Directions for this task | Within the entries below, find the lines that hold "Ascend" and report only how many there are.
Supplied material: Begin
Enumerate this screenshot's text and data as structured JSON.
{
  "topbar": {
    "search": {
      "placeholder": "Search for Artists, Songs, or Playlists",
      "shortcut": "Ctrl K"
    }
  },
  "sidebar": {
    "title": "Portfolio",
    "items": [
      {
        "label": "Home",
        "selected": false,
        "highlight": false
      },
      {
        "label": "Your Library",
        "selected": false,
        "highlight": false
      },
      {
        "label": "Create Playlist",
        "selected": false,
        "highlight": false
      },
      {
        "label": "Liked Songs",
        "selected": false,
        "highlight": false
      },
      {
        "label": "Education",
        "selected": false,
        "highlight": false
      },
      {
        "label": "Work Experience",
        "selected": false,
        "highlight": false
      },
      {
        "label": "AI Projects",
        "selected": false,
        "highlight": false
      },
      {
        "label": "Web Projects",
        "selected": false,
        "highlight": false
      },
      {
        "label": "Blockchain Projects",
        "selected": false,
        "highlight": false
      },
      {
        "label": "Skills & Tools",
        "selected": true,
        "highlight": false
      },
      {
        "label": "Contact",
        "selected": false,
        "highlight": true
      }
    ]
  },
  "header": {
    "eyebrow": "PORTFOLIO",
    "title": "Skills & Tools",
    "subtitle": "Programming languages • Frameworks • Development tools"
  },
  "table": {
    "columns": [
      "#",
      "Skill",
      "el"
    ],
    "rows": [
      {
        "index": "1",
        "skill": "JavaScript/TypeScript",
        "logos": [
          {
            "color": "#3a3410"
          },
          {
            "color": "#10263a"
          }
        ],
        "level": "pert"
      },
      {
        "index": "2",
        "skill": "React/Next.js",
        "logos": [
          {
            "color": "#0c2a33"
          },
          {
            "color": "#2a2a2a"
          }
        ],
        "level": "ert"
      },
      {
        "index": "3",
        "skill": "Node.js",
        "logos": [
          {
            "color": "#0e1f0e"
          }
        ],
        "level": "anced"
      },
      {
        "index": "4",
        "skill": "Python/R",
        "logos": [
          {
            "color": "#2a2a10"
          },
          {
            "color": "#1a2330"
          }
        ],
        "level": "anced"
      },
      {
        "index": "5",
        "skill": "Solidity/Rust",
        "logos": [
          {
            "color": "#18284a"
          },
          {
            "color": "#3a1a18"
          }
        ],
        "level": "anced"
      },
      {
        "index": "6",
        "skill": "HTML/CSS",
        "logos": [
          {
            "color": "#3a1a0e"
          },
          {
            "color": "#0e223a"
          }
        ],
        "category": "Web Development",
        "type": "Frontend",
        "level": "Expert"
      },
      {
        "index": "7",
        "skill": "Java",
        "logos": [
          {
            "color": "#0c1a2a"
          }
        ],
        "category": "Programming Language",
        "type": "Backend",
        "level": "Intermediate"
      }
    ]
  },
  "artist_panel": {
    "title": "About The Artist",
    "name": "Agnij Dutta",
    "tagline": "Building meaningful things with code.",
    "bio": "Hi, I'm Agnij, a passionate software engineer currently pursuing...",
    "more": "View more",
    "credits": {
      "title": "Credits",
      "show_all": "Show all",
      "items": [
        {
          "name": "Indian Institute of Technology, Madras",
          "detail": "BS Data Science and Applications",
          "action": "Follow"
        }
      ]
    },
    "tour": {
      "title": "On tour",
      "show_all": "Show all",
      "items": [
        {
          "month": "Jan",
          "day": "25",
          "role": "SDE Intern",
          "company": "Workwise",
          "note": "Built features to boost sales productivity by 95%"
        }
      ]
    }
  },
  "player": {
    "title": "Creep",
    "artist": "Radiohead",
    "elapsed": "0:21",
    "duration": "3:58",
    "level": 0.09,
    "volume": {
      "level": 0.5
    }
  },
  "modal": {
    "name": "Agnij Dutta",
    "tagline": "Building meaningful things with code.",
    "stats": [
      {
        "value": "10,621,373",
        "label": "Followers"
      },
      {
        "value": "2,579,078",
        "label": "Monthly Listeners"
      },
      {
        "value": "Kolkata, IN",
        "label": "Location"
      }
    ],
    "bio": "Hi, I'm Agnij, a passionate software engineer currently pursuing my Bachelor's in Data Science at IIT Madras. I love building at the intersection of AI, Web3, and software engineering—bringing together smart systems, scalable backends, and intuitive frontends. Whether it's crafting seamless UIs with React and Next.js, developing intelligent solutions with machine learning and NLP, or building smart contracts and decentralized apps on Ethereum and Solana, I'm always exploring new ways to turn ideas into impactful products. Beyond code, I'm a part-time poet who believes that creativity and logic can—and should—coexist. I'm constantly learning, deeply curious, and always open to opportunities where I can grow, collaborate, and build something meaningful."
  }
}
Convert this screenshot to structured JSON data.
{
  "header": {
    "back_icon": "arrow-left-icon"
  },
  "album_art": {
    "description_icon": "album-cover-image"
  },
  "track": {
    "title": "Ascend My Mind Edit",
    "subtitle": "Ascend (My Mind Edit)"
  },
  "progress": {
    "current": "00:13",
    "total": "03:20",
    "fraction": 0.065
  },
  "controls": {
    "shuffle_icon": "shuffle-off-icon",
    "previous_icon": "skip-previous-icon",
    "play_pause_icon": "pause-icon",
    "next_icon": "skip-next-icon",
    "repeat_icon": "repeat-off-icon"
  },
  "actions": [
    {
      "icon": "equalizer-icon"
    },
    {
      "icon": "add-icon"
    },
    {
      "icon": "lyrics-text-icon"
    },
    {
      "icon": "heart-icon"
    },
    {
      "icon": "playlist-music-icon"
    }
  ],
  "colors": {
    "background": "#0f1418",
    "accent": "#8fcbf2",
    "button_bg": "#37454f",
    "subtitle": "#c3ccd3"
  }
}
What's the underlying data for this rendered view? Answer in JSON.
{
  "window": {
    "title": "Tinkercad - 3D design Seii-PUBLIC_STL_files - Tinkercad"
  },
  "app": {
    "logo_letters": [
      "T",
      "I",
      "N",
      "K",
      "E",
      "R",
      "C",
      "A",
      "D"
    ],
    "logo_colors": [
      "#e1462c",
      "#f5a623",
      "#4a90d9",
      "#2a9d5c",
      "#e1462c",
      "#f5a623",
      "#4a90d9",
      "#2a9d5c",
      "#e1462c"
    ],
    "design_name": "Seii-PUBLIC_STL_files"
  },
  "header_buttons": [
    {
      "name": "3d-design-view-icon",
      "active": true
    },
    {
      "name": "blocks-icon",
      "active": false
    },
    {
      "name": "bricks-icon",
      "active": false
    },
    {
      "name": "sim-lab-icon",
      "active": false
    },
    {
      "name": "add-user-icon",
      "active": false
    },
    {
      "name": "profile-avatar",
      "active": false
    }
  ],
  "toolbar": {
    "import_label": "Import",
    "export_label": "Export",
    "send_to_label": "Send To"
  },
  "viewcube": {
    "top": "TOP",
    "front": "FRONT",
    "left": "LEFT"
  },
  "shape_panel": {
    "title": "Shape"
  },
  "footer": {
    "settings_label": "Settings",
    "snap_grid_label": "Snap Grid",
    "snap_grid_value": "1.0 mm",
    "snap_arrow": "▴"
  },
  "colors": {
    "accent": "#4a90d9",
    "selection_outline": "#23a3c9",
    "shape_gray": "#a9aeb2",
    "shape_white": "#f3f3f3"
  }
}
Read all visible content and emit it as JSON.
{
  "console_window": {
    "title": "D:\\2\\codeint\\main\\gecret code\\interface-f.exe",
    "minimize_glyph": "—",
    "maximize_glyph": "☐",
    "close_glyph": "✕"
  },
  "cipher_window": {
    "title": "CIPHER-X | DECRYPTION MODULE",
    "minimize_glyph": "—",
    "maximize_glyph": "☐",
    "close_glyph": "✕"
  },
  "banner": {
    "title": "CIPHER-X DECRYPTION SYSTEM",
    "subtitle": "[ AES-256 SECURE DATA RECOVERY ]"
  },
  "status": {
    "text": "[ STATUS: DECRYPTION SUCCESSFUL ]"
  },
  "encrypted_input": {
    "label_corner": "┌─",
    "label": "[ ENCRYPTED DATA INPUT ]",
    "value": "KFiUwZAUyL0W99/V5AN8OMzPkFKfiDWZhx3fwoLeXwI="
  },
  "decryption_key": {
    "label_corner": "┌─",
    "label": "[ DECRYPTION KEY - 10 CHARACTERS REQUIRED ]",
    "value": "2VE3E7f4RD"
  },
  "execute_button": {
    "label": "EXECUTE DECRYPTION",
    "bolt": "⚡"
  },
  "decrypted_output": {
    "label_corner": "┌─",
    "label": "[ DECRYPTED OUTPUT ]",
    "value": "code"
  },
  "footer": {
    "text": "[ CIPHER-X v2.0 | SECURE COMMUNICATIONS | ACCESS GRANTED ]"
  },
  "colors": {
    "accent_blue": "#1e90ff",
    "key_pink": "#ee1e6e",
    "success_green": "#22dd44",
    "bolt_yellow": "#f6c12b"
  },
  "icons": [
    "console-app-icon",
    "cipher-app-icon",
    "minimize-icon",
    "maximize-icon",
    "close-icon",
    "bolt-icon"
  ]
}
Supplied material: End
Written response | 2